Have you ever read a book and loved it so much that you wished you’d written it? As I start to think about writing, with all that lovely time I’m going to have available after my early retirement, I sometimes daydream about the novel I might write. If ever I get round to actually doing it rather than thinking about it – well, if I can achieve something just half as good as Liz Trenow’s The Forgotten Seamstress, I’ll have achieved my dream.
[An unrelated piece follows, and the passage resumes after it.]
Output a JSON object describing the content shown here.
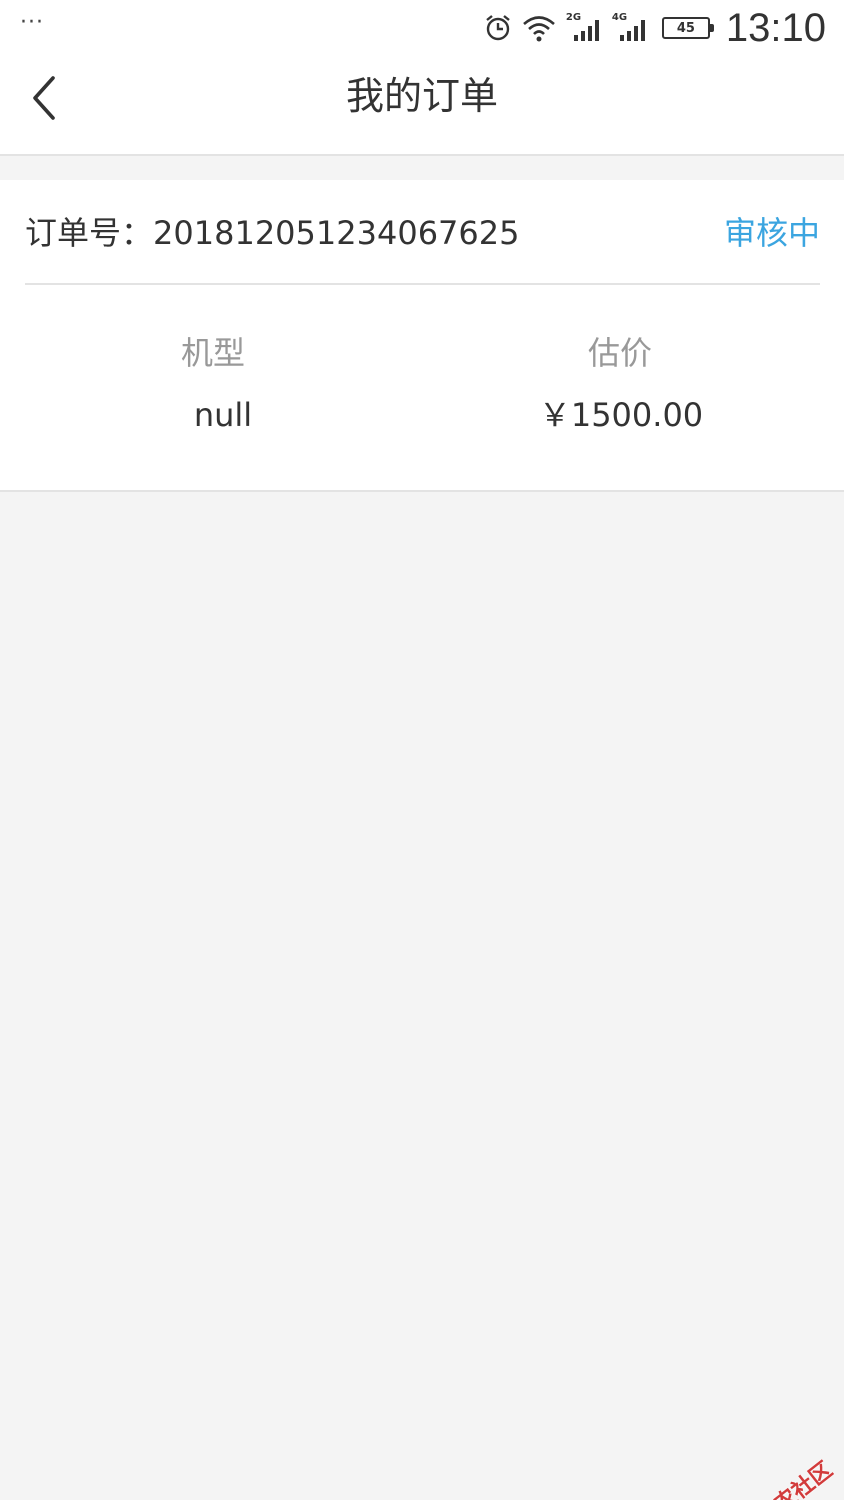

This book had everything that I love in a book. I was totally entranced by the story of Maria Romano – her friendship with Nora, her time at the orphanage, her life at Buckingham Palace, the heartbreaking experience that led to her being in the asylum at Helena Hall, and her making of the quilt. I loved the way her story was told through the audio-taped interviews, a device that really worked – she was a real character, and her story really came to life by being told in her own words. The quilt was almost a character in its own right, with all the stories, memories and secrets it held. And in the modern story, I agonised along with Caroline as she attempted to recover it after its loss. And this was one of the real strengths of the book for me – I found the modern story just as interesting as the historical one that was unfolding, with Caroline trying to make her mark as a furniture designer while struggling with her mother’s dementia and her developing new relationship. The threads of the two stories came together effortlessly and quite perfectly at the end, and I put the book down at the end with a satisfied sigh, having thoroughly enjoyed every single page.
I’m gushing a bit, aren’t I? But I really loved this book, and would recommend it to just about anyone who likes the same books that I do. The author’s first book, The Last Telegram, has been sitting unread on my Kindle for ages – it won’t be unread for much longer. Liz Trenow is an author I’ll most definitely be adding to my favourites list.
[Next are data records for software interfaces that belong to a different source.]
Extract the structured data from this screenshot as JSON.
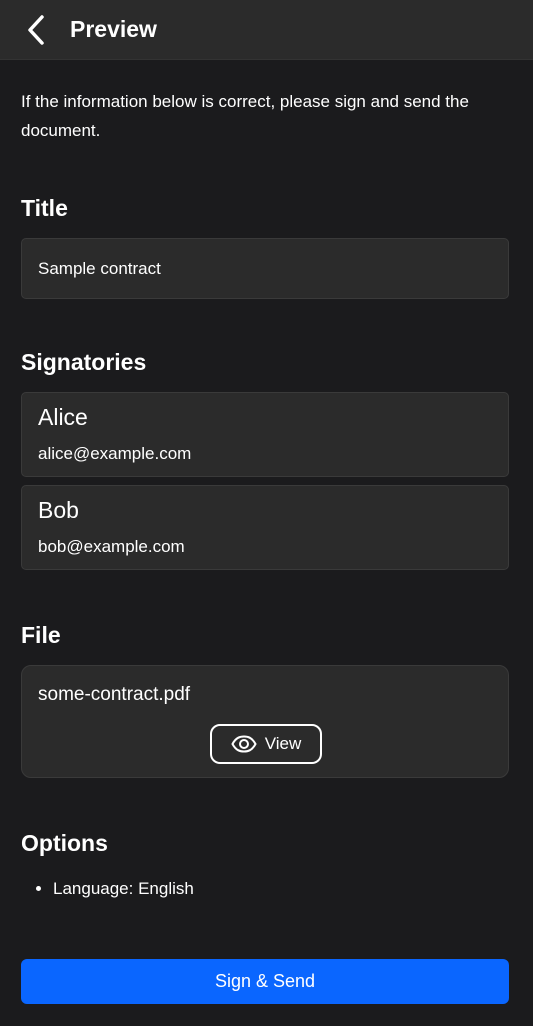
{
  "header": {
    "title": "Preview",
    "back_icon": "chevron-left-icon"
  },
  "intro": "If the information below is correct, please sign and send the document.",
  "title_section": {
    "heading": "Title",
    "value": "Sample contract"
  },
  "signatories_section": {
    "heading": "Signatories",
    "items": [
      {
        "name": "Alice",
        "email": "alice@example.com"
      },
      {
        "name": "Bob",
        "email": "bob@example.com"
      }
    ]
  },
  "file_section": {
    "heading": "File",
    "file_name": "some-contract.pdf",
    "view_label": "View",
    "view_icon": "eye-icon"
  },
  "options_section": {
    "heading": "Options",
    "items": [
      "Language: English"
    ]
  },
  "sign_button_label": "Sign & Send",
  "colors": {
    "accent": "#0a66ff",
    "background": "#1b1b1d",
    "card": "#2b2b2b"
  }
}
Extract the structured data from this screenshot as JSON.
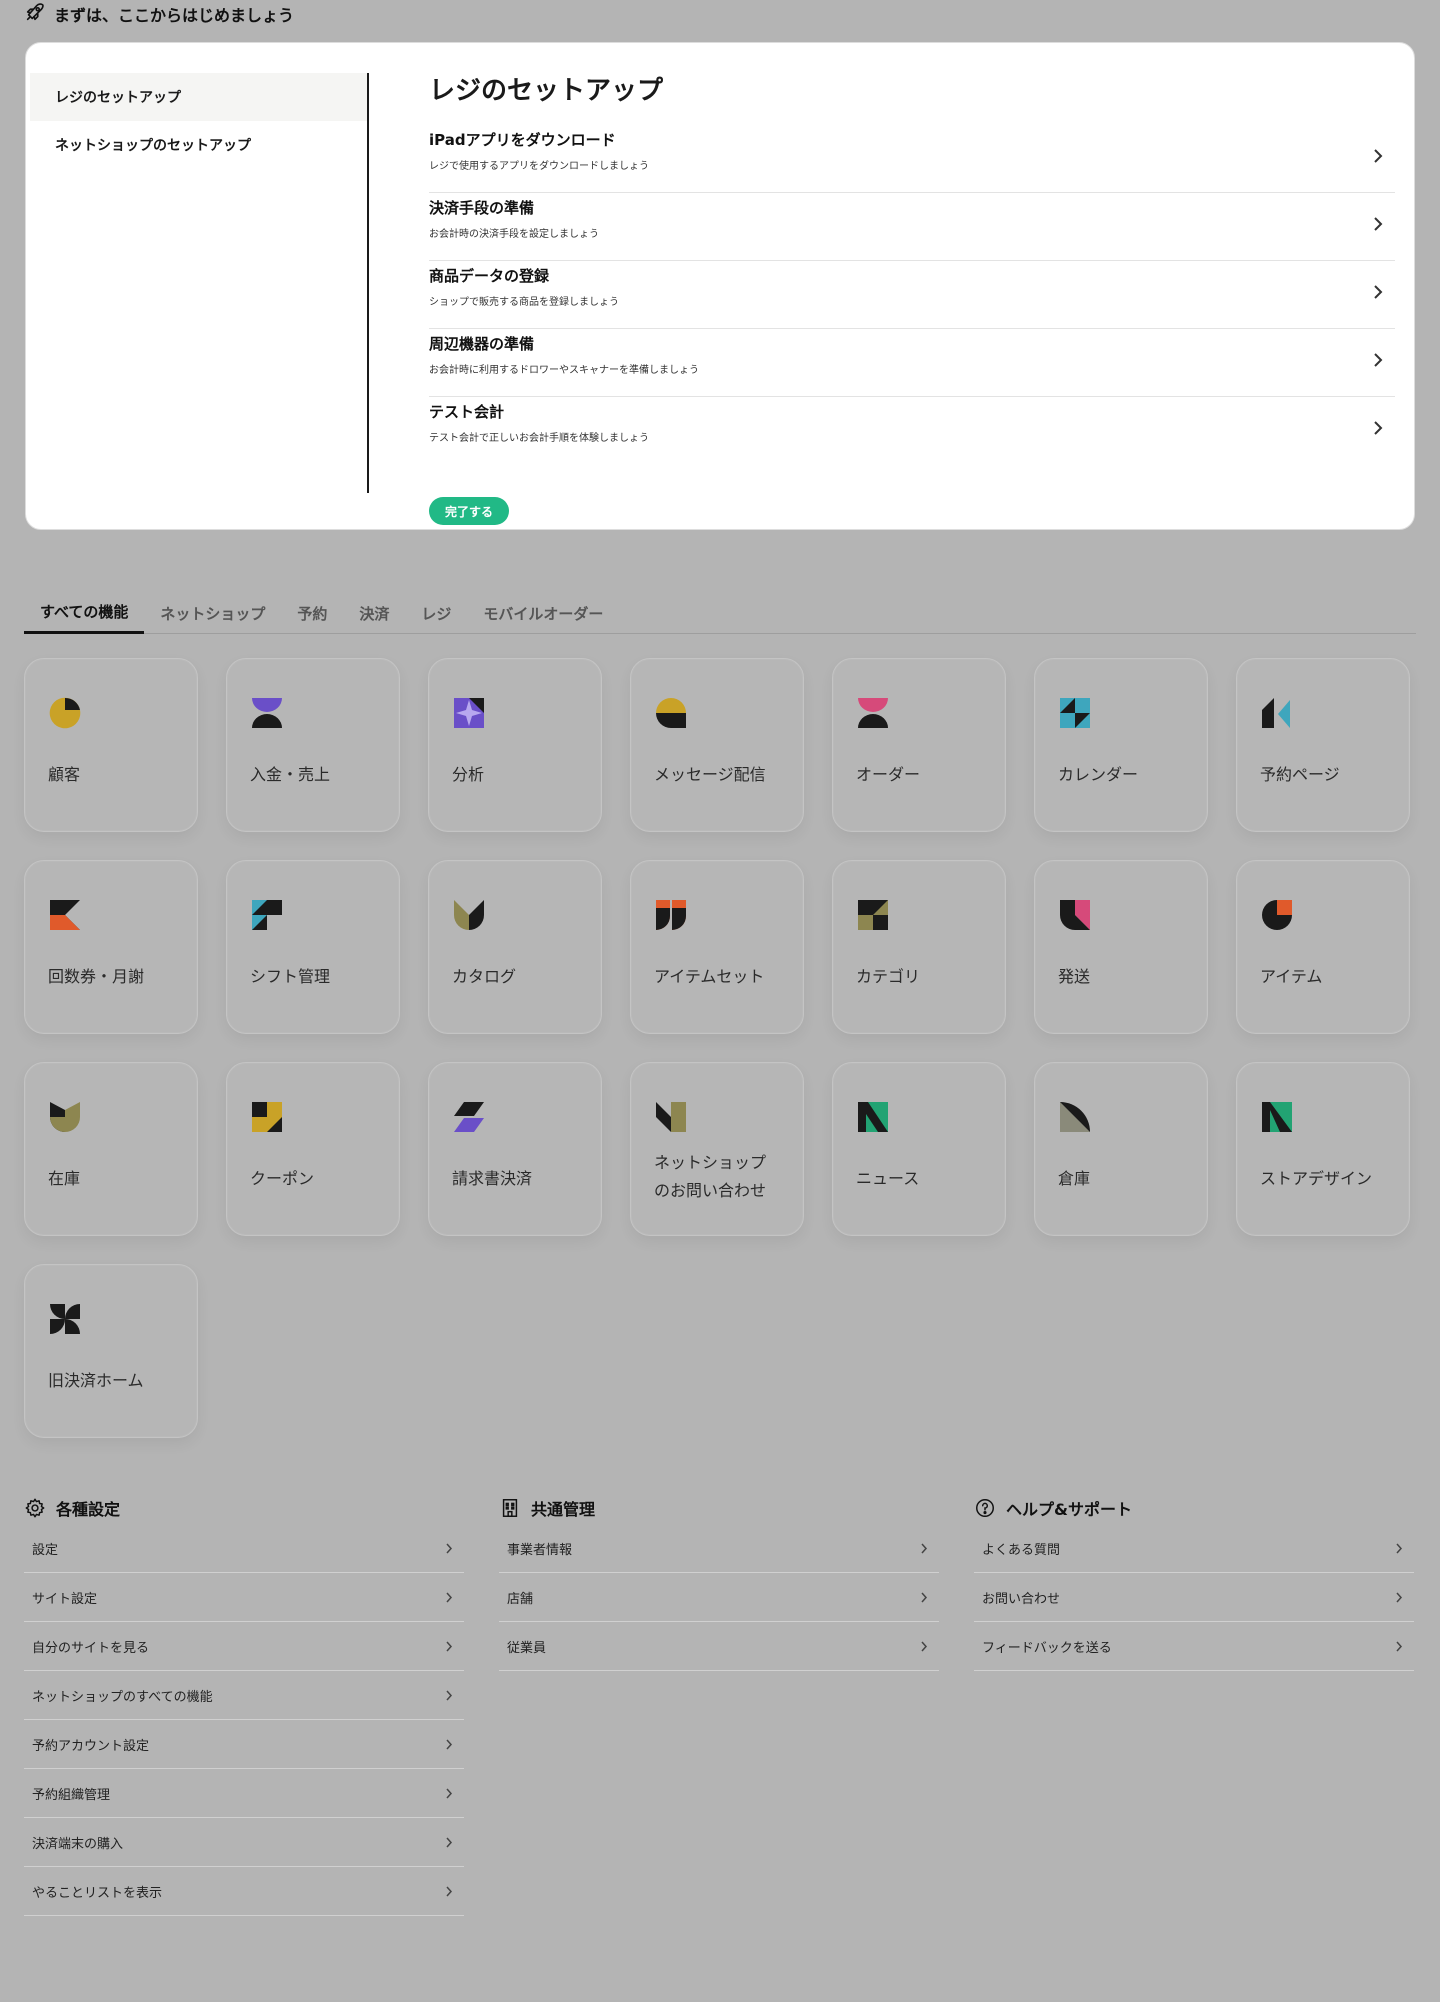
{
  "start": {
    "title": "まずは、ここからはじめましょう",
    "icon": "rocket-icon"
  },
  "setup": {
    "nav": [
      {
        "label": "レジのセットアップ",
        "active": true
      },
      {
        "label": "ネットショップのセットアップ",
        "active": false
      }
    ],
    "title": "レジのセットアップ",
    "steps": [
      {
        "title": "iPadアプリをダウンロード",
        "desc": "レジで使用するアプリをダウンロードしましょう"
      },
      {
        "title": "決済手段の準備",
        "desc": "お会計時の決済手段を設定しましょう"
      },
      {
        "title": "商品データの登録",
        "desc": "ショップで販売する商品を登録しましょう"
      },
      {
        "title": "周辺機器の準備",
        "desc": "お会計時に利用するドロワーやスキャナーを準備しましょう"
      },
      {
        "title": "テスト会計",
        "desc": "テスト会計で正しいお会計手順を体験しましょう"
      }
    ],
    "complete_label": "完了する",
    "accent": "#21b986"
  },
  "tabs": [
    {
      "label": "すべての機能",
      "active": true
    },
    {
      "label": "ネットショップ",
      "active": false
    },
    {
      "label": "予約",
      "active": false
    },
    {
      "label": "決済",
      "active": false
    },
    {
      "label": "レジ",
      "active": false
    },
    {
      "label": "モバイルオーダー",
      "active": false
    }
  ],
  "features": [
    {
      "label": "顧客",
      "icon": "customer-icon"
    },
    {
      "label": "入金・売上",
      "icon": "deposit-sales-icon"
    },
    {
      "label": "分析",
      "icon": "analytics-icon"
    },
    {
      "label": "メッセージ配信",
      "icon": "message-icon"
    },
    {
      "label": "オーダー",
      "icon": "order-icon"
    },
    {
      "label": "カレンダー",
      "icon": "calendar-icon"
    },
    {
      "label": "予約ページ",
      "icon": "reservation-page-icon"
    },
    {
      "label": "回数券・月謝",
      "icon": "ticket-icon"
    },
    {
      "label": "シフト管理",
      "icon": "shift-icon"
    },
    {
      "label": "カタログ",
      "icon": "catalog-icon"
    },
    {
      "label": "アイテムセット",
      "icon": "item-set-icon"
    },
    {
      "label": "カテゴリ",
      "icon": "category-icon"
    },
    {
      "label": "発送",
      "icon": "shipping-icon"
    },
    {
      "label": "アイテム",
      "icon": "item-icon"
    },
    {
      "label": "在庫",
      "icon": "inventory-icon"
    },
    {
      "label": "クーポン",
      "icon": "coupon-icon"
    },
    {
      "label": "請求書決済",
      "icon": "invoice-icon"
    },
    {
      "label": "ネットショップのお問い合わせ",
      "line1": "ネットショップ",
      "line2": "のお問い合わせ",
      "icon": "shop-inquiry-icon"
    },
    {
      "label": "ニュース",
      "icon": "news-icon"
    },
    {
      "label": "倉庫",
      "icon": "warehouse-icon"
    },
    {
      "label": "ストアデザイン",
      "icon": "store-design-icon"
    },
    {
      "label": "旧決済ホーム",
      "icon": "legacy-payment-icon"
    }
  ],
  "sections": [
    {
      "title": "各種設定",
      "icon": "gear-icon",
      "items": [
        "設定",
        "サイト設定",
        "自分のサイトを見る",
        "ネットショップのすべての機能",
        "予約アカウント設定",
        "予約組織管理",
        "決済端末の購入",
        "やることリストを表示"
      ]
    },
    {
      "title": "共通管理",
      "icon": "building-icon",
      "items": [
        "事業者情報",
        "店舗",
        "従業員"
      ]
    },
    {
      "title": "ヘルプ&サポート",
      "icon": "help-icon",
      "items": [
        "よくある質問",
        "お問い合わせ",
        "フィードバックを送る"
      ]
    }
  ]
}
Liz Trenow is a former journalist who spent fifteen years on regional and national newspapers, and on BBC radio and television news, before turning her hand to fiction. The Forgotten Seamstress is her second novel. She lives in East Anglia, UK, with her artist husband, and they have two grown up daughters.
Liz’s family have been silk weavers for nearly three hundred years, and she grew up in the house next to the mill in Suffolk, England, which still operates today, weaving for top-end fashion houses and royal commissions. It was when she was researching the history of this company that she came across the unique royal silks that inspired the fictional patchwork quilt at the heart of The Forgotten Seamstress.
Her third novel The Poppy Factory, will be released later in 2014 by HarperCollins (I can’t wait!). Liz has an excellent website and can also be followed on Twitter.
The Forgotten Seamstress is published by Avon, and is already available for Kindle (at the bargain price of 99p at the time of writing). The paperback will follow on 16th January.